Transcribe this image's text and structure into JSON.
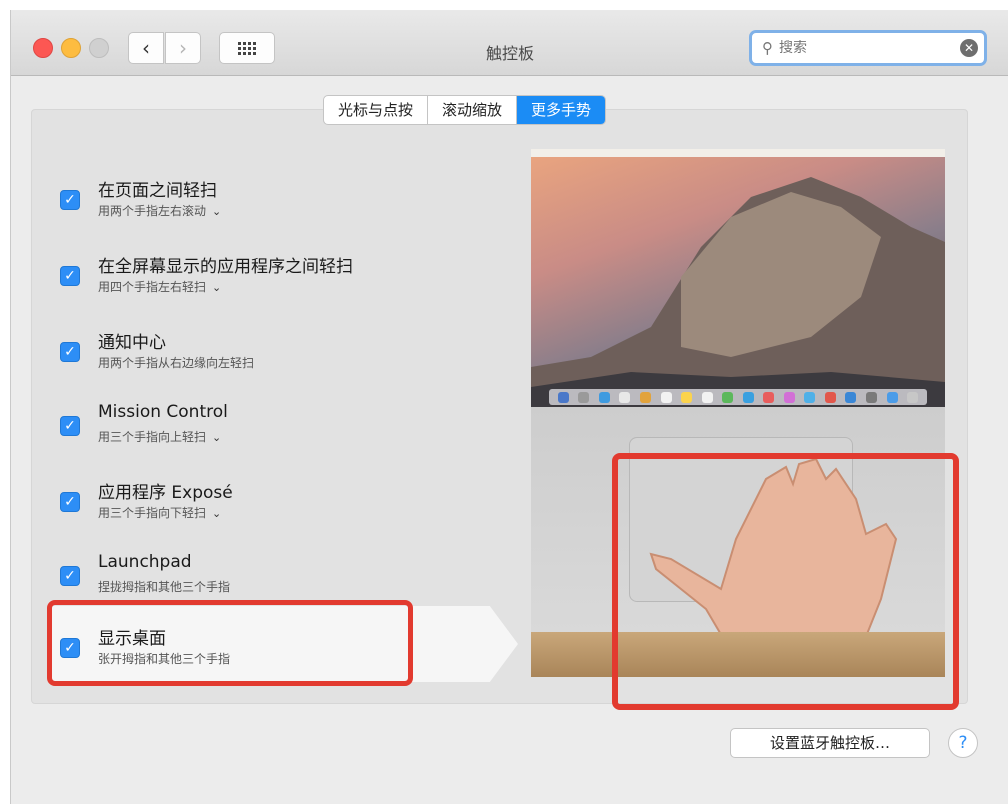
{
  "window": {
    "title": "触控板"
  },
  "toolbar": {
    "back_icon": "chevron-left-icon",
    "forward_icon": "chevron-right-icon",
    "grid_icon": "show-all-grid-icon"
  },
  "search": {
    "placeholder": "搜索",
    "value": ""
  },
  "tabs": [
    {
      "label": "光标与点按",
      "active": false
    },
    {
      "label": "滚动缩放",
      "active": false
    },
    {
      "label": "更多手势",
      "active": true
    }
  ],
  "gestures": [
    {
      "title": "在页面之间轻扫",
      "subtitle": "用两个手指左右滚动",
      "checked": true,
      "has_menu": true
    },
    {
      "title": "在全屏幕显示的应用程序之间轻扫",
      "subtitle": "用四个手指左右轻扫",
      "checked": true,
      "has_menu": true
    },
    {
      "title": "通知中心",
      "subtitle": "用两个手指从右边缘向左轻扫",
      "checked": true,
      "has_menu": false
    },
    {
      "title": "Mission Control",
      "subtitle": "用三个手指向上轻扫",
      "checked": true,
      "has_menu": true
    },
    {
      "title": "应用程序 Exposé",
      "subtitle": "用三个手指向下轻扫",
      "checked": true,
      "has_menu": true
    },
    {
      "title": "Launchpad",
      "subtitle": "捏拢拇指和其他三个手指",
      "checked": true,
      "has_menu": false
    },
    {
      "title": "显示桌面",
      "subtitle": "张开拇指和其他三个手指",
      "checked": true,
      "has_menu": false
    }
  ],
  "bluetooth_button": "设置蓝牙触控板…",
  "help_label": "?",
  "colors": {
    "accent": "#1b8cf5",
    "highlight": "#e23a2f"
  }
}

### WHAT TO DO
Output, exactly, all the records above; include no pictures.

### SOLVED PROBLEM
Transcribe this image's text and structure into JSON.
{
  "window": {
    "title": "触控板"
  },
  "toolbar": {
    "back_icon": "chevron-left-icon",
    "forward_icon": "chevron-right-icon",
    "grid_icon": "show-all-grid-icon"
  },
  "search": {
    "placeholder": "搜索",
    "value": ""
  },
  "tabs": [
    {
      "label": "光标与点按",
      "active": false
    },
    {
      "label": "滚动缩放",
      "active": false
    },
    {
      "label": "更多手势",
      "active": true
    }
  ],
  "gestures": [
    {
      "title": "在页面之间轻扫",
      "subtitle": "用两个手指左右滚动",
      "checked": true,
      "has_menu": true
    },
    {
      "title": "在全屏幕显示的应用程序之间轻扫",
      "subtitle": "用四个手指左右轻扫",
      "checked": true,
      "has_menu": true
    },
    {
      "title": "通知中心",
      "subtitle": "用两个手指从右边缘向左轻扫",
      "checked": true,
      "has_menu": false
    },
    {
      "title": "Mission Control",
      "subtitle": "用三个手指向上轻扫",
      "checked": true,
      "has_menu": true
    },
    {
      "title": "应用程序 Exposé",
      "subtitle": "用三个手指向下轻扫",
      "checked": true,
      "has_menu": true
    },
    {
      "title": "Launchpad",
      "subtitle": "捏拢拇指和其他三个手指",
      "checked": true,
      "has_menu": false
    },
    {
      "title": "显示桌面",
      "subtitle": "张开拇指和其他三个手指",
      "checked": true,
      "has_menu": false
    }
  ],
  "bluetooth_button": "设置蓝牙触控板…",
  "help_label": "?",
  "colors": {
    "accent": "#1b8cf5",
    "highlight": "#e23a2f"
  }
}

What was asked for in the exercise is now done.